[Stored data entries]
= = = = = = =
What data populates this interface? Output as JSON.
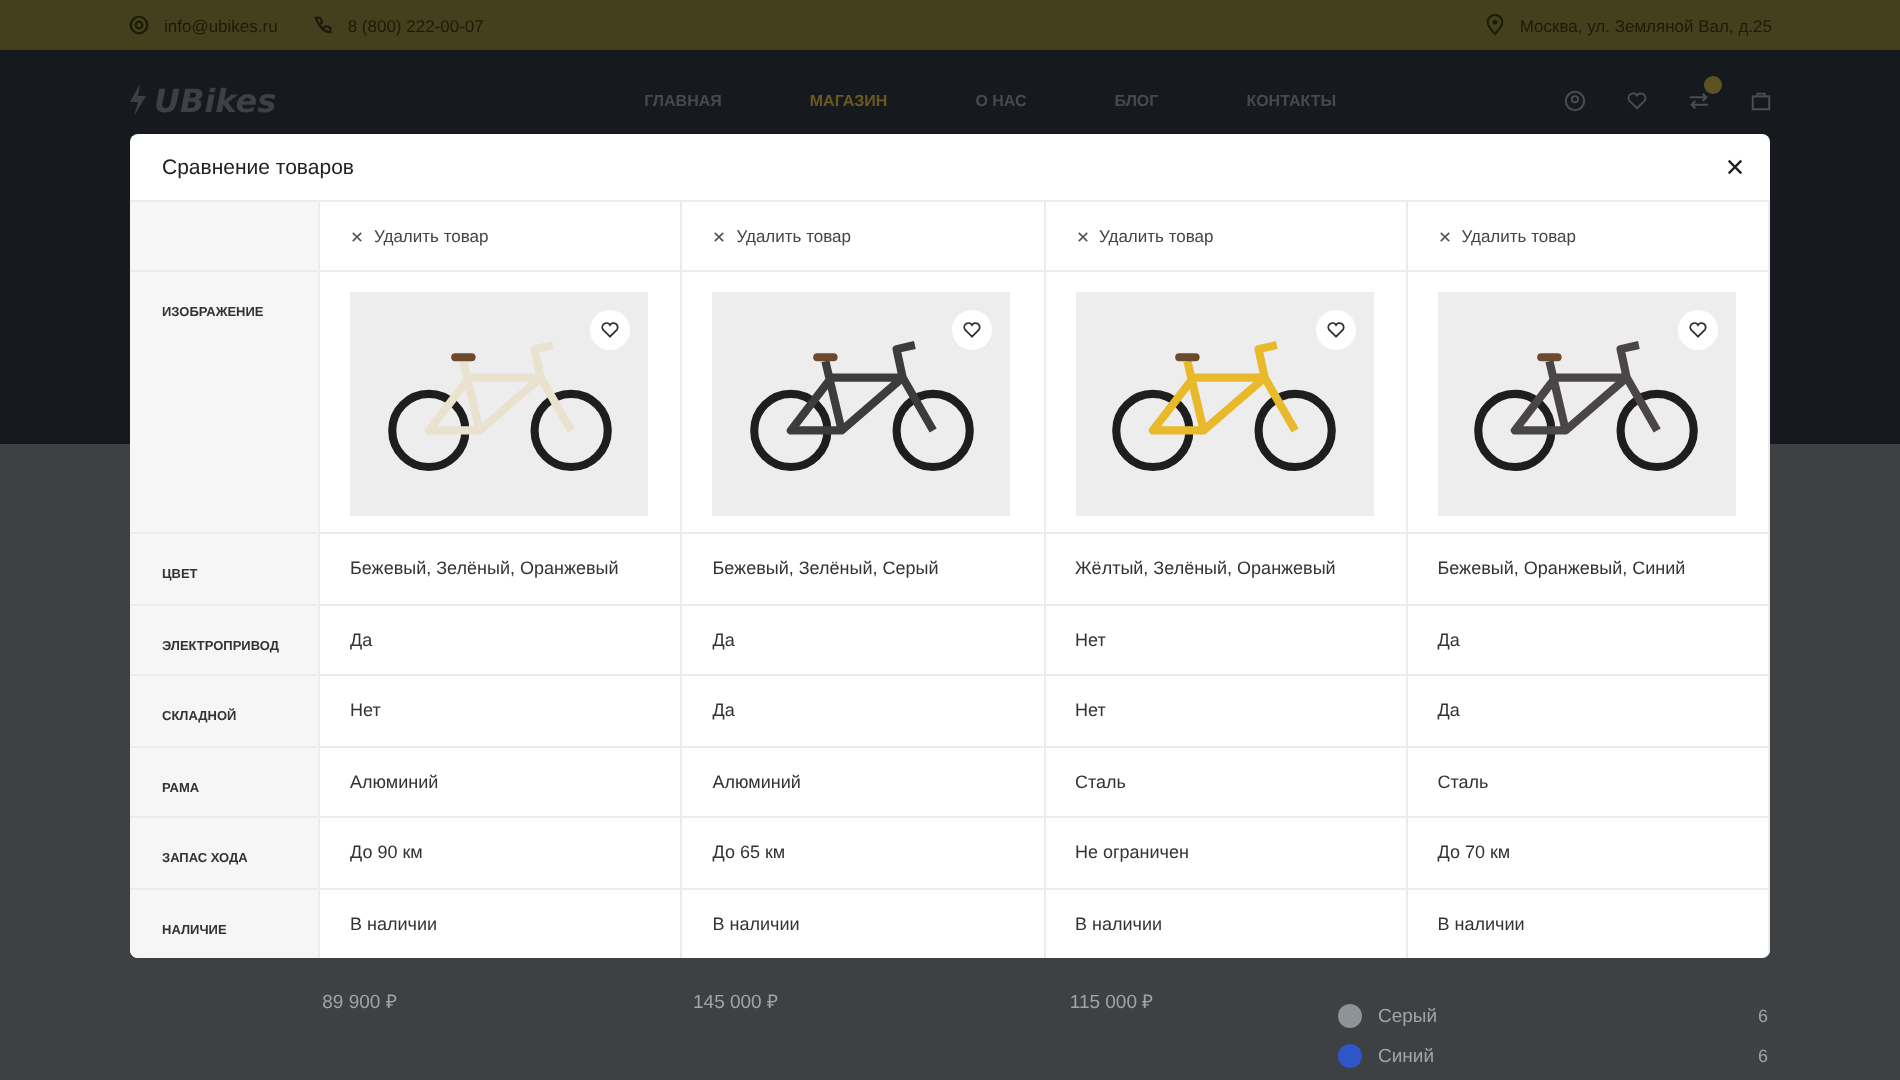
{
  "top_bar": {
    "email": "info@ubikes.ru",
    "phone": "8 (800) 222-00-07",
    "address": "Москва, ул. Земляной Вал, д.25"
  },
  "header": {
    "logo": "UBikes",
    "nav": [
      {
        "label": "ГЛАВНАЯ",
        "selected": false
      },
      {
        "label": "МАГАЗИН",
        "selected": true
      },
      {
        "label": "О НАС",
        "selected": false
      },
      {
        "label": "БЛОГ",
        "selected": false
      },
      {
        "label": "КОНТАКТЫ",
        "selected": false
      }
    ]
  },
  "background_products": [
    {
      "price": "89 900 ₽"
    },
    {
      "price": "145 000 ₽"
    },
    {
      "price": "115 000 ₽"
    }
  ],
  "filter_colors": [
    {
      "name": "Серый",
      "color": "#8e9398",
      "count": "6"
    },
    {
      "name": "Синий",
      "color": "#2f55c8",
      "count": "6"
    }
  ],
  "modal": {
    "title": "Сравнение товаров",
    "products": [
      {
        "remove": "Удалить товар"
      },
      {
        "remove": "Удалить товар"
      },
      {
        "remove": "Удалить товар"
      },
      {
        "remove": "Удалить товар"
      }
    ],
    "rows": [
      {
        "kind": "image",
        "label": "ИЗОБРАЖЕНИЕ"
      },
      {
        "kind": "text",
        "label": "ЦВЕТ",
        "values": [
          "Бежевый, Зелёный, Оранжевый",
          "Бежевый, Зелёный, Серый",
          "Жёлтый, Зелёный, Оранжевый",
          "Бежевый, Оранжевый, Синий"
        ]
      },
      {
        "kind": "text",
        "label": "ЭЛЕКТРОПРИВОД",
        "values": [
          "Да",
          "Да",
          "Нет",
          "Да"
        ]
      },
      {
        "kind": "text",
        "label": "СКЛАДНОЙ",
        "values": [
          "Нет",
          "Да",
          "Нет",
          "Да"
        ]
      },
      {
        "kind": "text",
        "label": "РАМА",
        "values": [
          "Алюминий",
          "Алюминий",
          "Сталь",
          "Сталь"
        ]
      },
      {
        "kind": "text",
        "label": "ЗАПАС ХОДА",
        "values": [
          "До 90 км",
          "До 65 км",
          "Не ограничен",
          "До 70 км"
        ]
      },
      {
        "kind": "text",
        "label": "НАЛИЧИЕ",
        "values": [
          "В наличии",
          "В наличии",
          "В наличии",
          "В наличии"
        ]
      }
    ]
  }
}
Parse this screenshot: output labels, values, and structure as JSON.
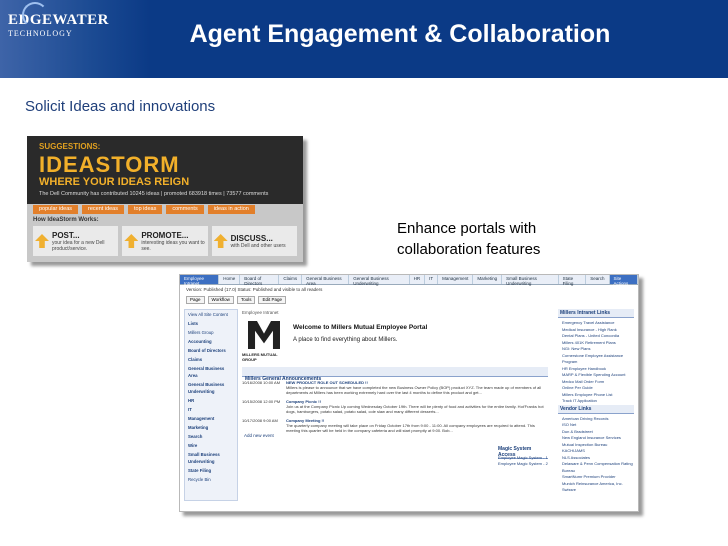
{
  "header": {
    "logo_line1": "EDGEWATER",
    "logo_line2": "TECHNOLOGY",
    "title": "Agent Engagement & Collaboration"
  },
  "subtitle": "Solicit Ideas and innovations",
  "enhance": {
    "line1": "Enhance portals with",
    "line2": "collaboration features"
  },
  "ideastorm": {
    "suggestions": "SUGGESTIONS:",
    "word": "IDEASTORM",
    "tagline": "WHERE YOUR IDEAS REIGN",
    "stats": "The Dell Community has contributed 10245 ideas | promoted 683918 times | 73577 comments",
    "tabs": [
      "popular ideas",
      "recent ideas",
      "top ideas",
      "comments",
      "ideas in action"
    ],
    "how": "How IdeaStorm Works:",
    "steps": [
      {
        "title": "POST...",
        "desc": "your idea for a new Dell product/service."
      },
      {
        "title": "PROMOTE...",
        "desc": "interesting ideas you want to see."
      },
      {
        "title": "DISCUSS...",
        "desc": "with Dell and other users"
      }
    ]
  },
  "portal": {
    "nav": [
      "Employee Intranet",
      "Home",
      "Board of Directors",
      "Claims",
      "General Business Area",
      "General Business Underwriting",
      "HR",
      "IT",
      "Management",
      "Marketing",
      "Small Business Underwriting",
      "State Filing",
      "Search",
      "Site Actions"
    ],
    "version": "Version: Published (17.0)   Status: Published and visible to all readers",
    "toolbar": [
      "Page",
      "Workflow",
      "Tools",
      "Edit Page"
    ],
    "left_nav": [
      "View All Site Content",
      "Lists",
      "Millers Group",
      "Accounting",
      "Board of Directors",
      "Claims",
      "General Business Area",
      "General Business Underwriting",
      "HR",
      "IT",
      "Management",
      "Marketing",
      "Search",
      "Wire",
      "Small Business Underwriting",
      "State Filing",
      "Recycle Bin"
    ],
    "crumb": "Employee Intranet",
    "logo_group": "MILLERS MUTUAL GROUP",
    "welcome": "Welcome to Millers Mutual Employee Portal",
    "place": "A place to find everything about Millers.",
    "announcements_title": "Millers General Announcements",
    "announcements": [
      {
        "date": "10/16/2008 10:00 AM",
        "title": "NEW PRODUCT ROLE OUT SCHEDULED !!",
        "text": "Millers is please to announce that we have completed the new Business Owner Policy (BOP) product XYZ. The team made up of members of all departments at Millers has been working extremely hard over the last 4 months to define this product and get..."
      },
      {
        "date": "10/15/2008 12:00 PM",
        "title": "Company Picnic !!",
        "text": "Join us at the Company Picnic Up coming Wednesday October 19th. There will be plenty of food and activities for the entire family. Hot'Franks hot dogs, hamburgers, potato salad, potato salad, cole slaw and many different desserts..."
      },
      {
        "date": "10/17/2008 9:00 AM",
        "title": "Company Meeting !!",
        "text": "The quarterly company meeting will take place on Friday October 17th from 9:00 - 11:00. All company employees are required to attend. This meeting this quarter will be held in the company cafeteria and will start promptly at 9:00. Bob..."
      }
    ],
    "add_new": "Add new event",
    "magic_title": "Magic System Access",
    "magic": [
      "Employee Magic System - 1",
      "Employee Magic System - 2"
    ],
    "intranet_title": "Millers Intranet Links",
    "intranet_links": [
      "Emergency Travel Assistance",
      "Medical Insurance - High Rank",
      "Dental Plans - United Concordia",
      "Millers 401K Retirement Plans",
      "NGI: New Plans",
      "Cornerstone Employee Assistance Program",
      "HR Employee Handbook",
      "MARP & Flexible Spending Account",
      "Medco Mail Order Form",
      "Online Per Guide",
      "Millers Employee Phone List",
      "Track IT Application"
    ],
    "vendor_title": "Vendor Links",
    "vendor_links": [
      "American Driving Records",
      "ISO Net",
      "Dun & Bradstreet",
      "New England Insurance Services",
      "Mutual Inspection Bureau",
      "KACHIJAMS",
      "NLS Associates",
      "Delaware & Penn Compensation Rating Bureau",
      "SmartNumr Premium Provider",
      "Munich Reinsurance America, Inc.",
      "Swissre"
    ]
  }
}
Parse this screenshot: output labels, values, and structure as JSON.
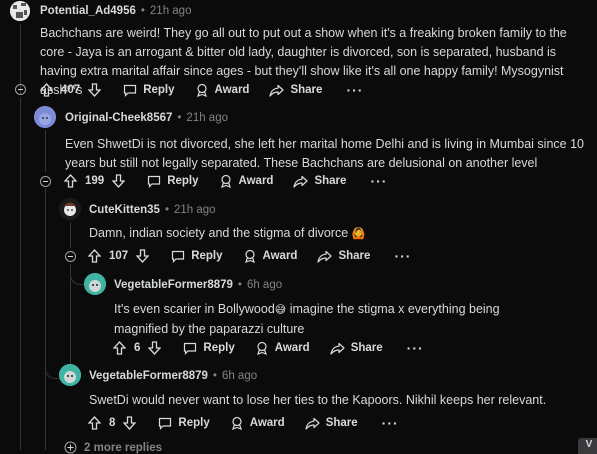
{
  "comments": [
    {
      "user": "Potential_Ad4956",
      "time": "21h ago",
      "body": "Bachchans are weird! They go all out to put out a show when it's a freaking broken family to the core - Jaya is an arrogant & bitter old lady, daughter is divorced, son is separated, husband is having extra marital affair since ages - but they'll show like it's all one happy family! Mysogynist assh**s",
      "votes": "407",
      "reply": "Reply",
      "award": "Award",
      "share": "Share"
    },
    {
      "user": "Original-Cheek8567",
      "time": "21h ago",
      "body": "Even ShwetDi is not divorced, she left her marital home Delhi and is living in Mumbai since 10 years but still not legally separated. These Bachchans are delusional on another level",
      "votes": "199",
      "reply": "Reply",
      "award": "Award",
      "share": "Share"
    },
    {
      "user": "CuteKitten35",
      "time": "21h ago",
      "body": "Damn, indian society and the stigma of divorce",
      "emoji": "🙆",
      "votes": "107",
      "reply": "Reply",
      "award": "Award",
      "share": "Share"
    },
    {
      "user": "VegetableFormer8879",
      "time": "6h ago",
      "body_pre": "It's even scarier in Bollywood",
      "emoji": "😅",
      "body_post": " imagine the stigma x everything being magnified by the paparazzi culture",
      "votes": "6",
      "reply": "Reply",
      "award": "Award",
      "share": "Share"
    },
    {
      "user": "VegetableFormer8879",
      "time": "6h ago",
      "body": "SwetDi would never want to lose her ties to the Kapoors. Nikhil keeps her relevant.",
      "votes": "8",
      "reply": "Reply",
      "award": "Award",
      "share": "Share"
    }
  ],
  "more_replies": "2 more replies",
  "more_dots": "···",
  "corner_badge": "V",
  "colors": {
    "background": "#0b0b0b",
    "text": "#d7dadc",
    "muted": "#818384",
    "thread_line": "#343536"
  },
  "icons": [
    "upvote-icon",
    "downvote-icon",
    "comment-icon",
    "award-icon",
    "share-icon",
    "collapse-icon",
    "plus-icon"
  ]
}
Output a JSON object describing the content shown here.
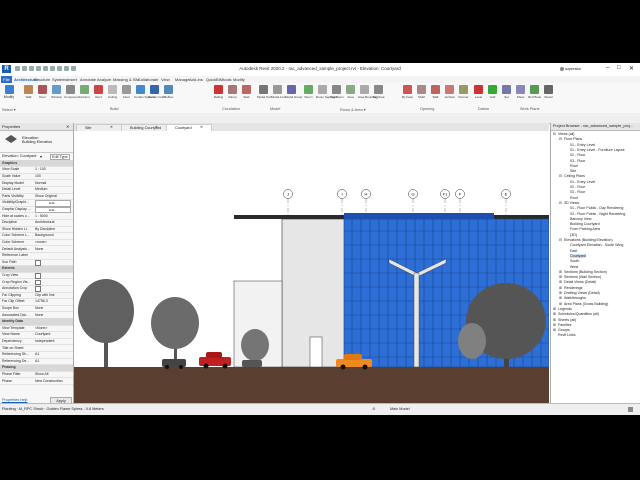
{
  "titlebar": {
    "title": "Autodesk Revit 2020.2 - rac_advanced_sample_project.rvt - Elevation: Courtyard",
    "user": "szpieska"
  },
  "menu": {
    "file": "File",
    "items": [
      "Architecture",
      "Structure",
      "Systems",
      "Insert",
      "Annotate",
      "Analyze",
      "Massing & Site",
      "Collaborate",
      "View",
      "Manage",
      "Add-Ins",
      "Quick",
      "BIMtools",
      "Modify"
    ]
  },
  "ribbon": {
    "modify": "Modify",
    "select": "Select ▾",
    "build_tools": [
      "Wall",
      "Door",
      "Window",
      "Component",
      "Column",
      "Roof",
      "Ceiling",
      "Floor",
      "Curtain System",
      "Curtain Grid",
      "Mullion"
    ],
    "circulation_tools": [
      "Railing",
      "Ramp",
      "Stair"
    ],
    "model_tools": [
      "Model Text",
      "Model Line",
      "Model Group"
    ],
    "room_tools": [
      "Room",
      "Room Separator",
      "Tag Room",
      "Area",
      "Area Boundary",
      "Tag Area"
    ],
    "opening_tools": [
      "By Face",
      "Shaft",
      "Wall",
      "Vertical",
      "Dormer"
    ],
    "datum_tools": [
      "Level",
      "Grid"
    ],
    "workplane_tools": [
      "Set",
      "Show",
      "Ref Plane",
      "Viewer"
    ],
    "panels": [
      "Build",
      "Circulation",
      "Model",
      "Room & Area ▾",
      "Opening",
      "Datum",
      "Work Plane"
    ]
  },
  "properties": {
    "title": "Properties",
    "type_name": "Elevation",
    "type_sub": "Building Elevation",
    "selector": "Elevation: Courtyard",
    "edit_type": "Edit Type",
    "rows": [
      {
        "k": "Graphics",
        "v": "",
        "grp": true
      },
      {
        "k": "View Scale",
        "v": "1 : 100"
      },
      {
        "k": "Scale Value",
        "v": "100"
      },
      {
        "k": "Display Model",
        "v": "Normal"
      },
      {
        "k": "Detail Level",
        "v": "Medium"
      },
      {
        "k": "Parts Visibility",
        "v": "Show Original"
      },
      {
        "k": "Visibility/Graphi...",
        "v": "Edit...",
        "btn": true
      },
      {
        "k": "Graphic Display ...",
        "v": "Edit...",
        "btn": true
      },
      {
        "k": "Hide at scales c...",
        "v": "1 : 5000"
      },
      {
        "k": "Discipline",
        "v": "Architectural"
      },
      {
        "k": "Show Hidden Li...",
        "v": "By Discipline"
      },
      {
        "k": "Color Scheme L...",
        "v": "Background"
      },
      {
        "k": "Color Scheme",
        "v": "<none>"
      },
      {
        "k": "Default Analysis...",
        "v": "None"
      },
      {
        "k": "Reference Label",
        "v": ""
      },
      {
        "k": "Sun Path",
        "v": "",
        "cb": true
      },
      {
        "k": "Extents",
        "v": "",
        "grp": true
      },
      {
        "k": "Crop View",
        "v": "",
        "cb": true
      },
      {
        "k": "Crop Region Vis...",
        "v": "",
        "cb": true
      },
      {
        "k": "Annotation Crop",
        "v": "",
        "cb": true
      },
      {
        "k": "Far Clipping",
        "v": "Clip with line"
      },
      {
        "k": "Far Clip Offset",
        "v": "14756.3"
      },
      {
        "k": "Scope Box",
        "v": "None"
      },
      {
        "k": "Associated Dat...",
        "v": "None"
      },
      {
        "k": "Identity Data",
        "v": "",
        "grp": true
      },
      {
        "k": "View Template",
        "v": "<None>"
      },
      {
        "k": "View Name",
        "v": "Courtyard"
      },
      {
        "k": "Dependency",
        "v": "Independent"
      },
      {
        "k": "Title on Sheet",
        "v": ""
      },
      {
        "k": "Referencing Sh...",
        "v": "A1"
      },
      {
        "k": "Referencing De...",
        "v": "A1"
      },
      {
        "k": "Phasing",
        "v": "",
        "grp": true
      },
      {
        "k": "Phase Filter",
        "v": "Show All"
      },
      {
        "k": "Phase",
        "v": "New Construction"
      }
    ],
    "help": "Properties help",
    "apply": "Apply"
  },
  "view_tabs": [
    {
      "label": "Site",
      "active": false
    },
    {
      "label": "Building Courtyard",
      "active": false
    },
    {
      "label": "Courtyard",
      "active": true
    }
  ],
  "grid_labels": [
    "J",
    "I",
    "H",
    "G",
    "F1",
    "F",
    "E"
  ],
  "view_control": {
    "scale": "1 : 100"
  },
  "project_browser": {
    "title": "Project Browser - rac_advanced_sample_proj...",
    "items": [
      {
        "t": "Views (all)",
        "d": 0,
        "exp": "-"
      },
      {
        "t": "Floor Plans",
        "d": 1,
        "exp": "-"
      },
      {
        "t": "01 - Entry Level",
        "d": 2
      },
      {
        "t": "01 - Entry Level - Furniture Layout",
        "d": 2
      },
      {
        "t": "02 - Floor",
        "d": 2
      },
      {
        "t": "03 - Floor",
        "d": 2
      },
      {
        "t": "Roof",
        "d": 2
      },
      {
        "t": "Site",
        "d": 2
      },
      {
        "t": "Ceiling Plans",
        "d": 1,
        "exp": "-"
      },
      {
        "t": "01 - Entry Level",
        "d": 2
      },
      {
        "t": "02 - Floor",
        "d": 2
      },
      {
        "t": "03 - Floor",
        "d": 2
      },
      {
        "t": "Roof",
        "d": 2
      },
      {
        "t": "3D Views",
        "d": 1,
        "exp": "-"
      },
      {
        "t": "01 - Floor Public - Day Rendering",
        "d": 2
      },
      {
        "t": "03 - Floor Public - Night Rendering",
        "d": 2
      },
      {
        "t": "Balcony View",
        "d": 2
      },
      {
        "t": "Building Courtyard",
        "d": 2
      },
      {
        "t": "From Parking Area",
        "d": 2
      },
      {
        "t": "{3D}",
        "d": 2
      },
      {
        "t": "Elevations (Building Elevation)",
        "d": 1,
        "exp": "-"
      },
      {
        "t": "Courtyard Elevation - South Wing",
        "d": 2
      },
      {
        "t": "East",
        "d": 2
      },
      {
        "t": "Courtyard",
        "d": 2,
        "sel": true
      },
      {
        "t": "South",
        "d": 2
      },
      {
        "t": "West",
        "d": 2
      },
      {
        "t": "Sections (Building Section)",
        "d": 1,
        "exp": "+"
      },
      {
        "t": "Sections (Wall Section)",
        "d": 1,
        "exp": "+"
      },
      {
        "t": "Detail Views (Detail)",
        "d": 1,
        "exp": "+"
      },
      {
        "t": "Renderings",
        "d": 1,
        "exp": "+"
      },
      {
        "t": "Drafting Views (Detail)",
        "d": 1,
        "exp": "+"
      },
      {
        "t": "Walkthroughs",
        "d": 1,
        "exp": "+"
      },
      {
        "t": "Area Plans (Gross Building)",
        "d": 1,
        "exp": "+"
      },
      {
        "t": "Legends",
        "d": 0,
        "exp": "+"
      },
      {
        "t": "Schedules/Quantities (all)",
        "d": 0,
        "exp": "+"
      },
      {
        "t": "Sheets (all)",
        "d": 0,
        "exp": "+"
      },
      {
        "t": "Families",
        "d": 0,
        "exp": "+"
      },
      {
        "t": "Groups",
        "d": 0,
        "exp": "+"
      },
      {
        "t": "Revit Links",
        "d": 0,
        "exp": ""
      }
    ]
  },
  "status": {
    "text": "Planting : M_RPC Shrub : Golden Flame Spirea - 0.6 Meters",
    "model": "Main Model",
    "zero": ":0"
  }
}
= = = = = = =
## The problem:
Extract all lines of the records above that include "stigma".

## Answer to the exercise:
      "body": "Damn, indian society and the stigma of divorce",
      "body_post": " imagine the stigma x everything being magnified by the paparazzi culture",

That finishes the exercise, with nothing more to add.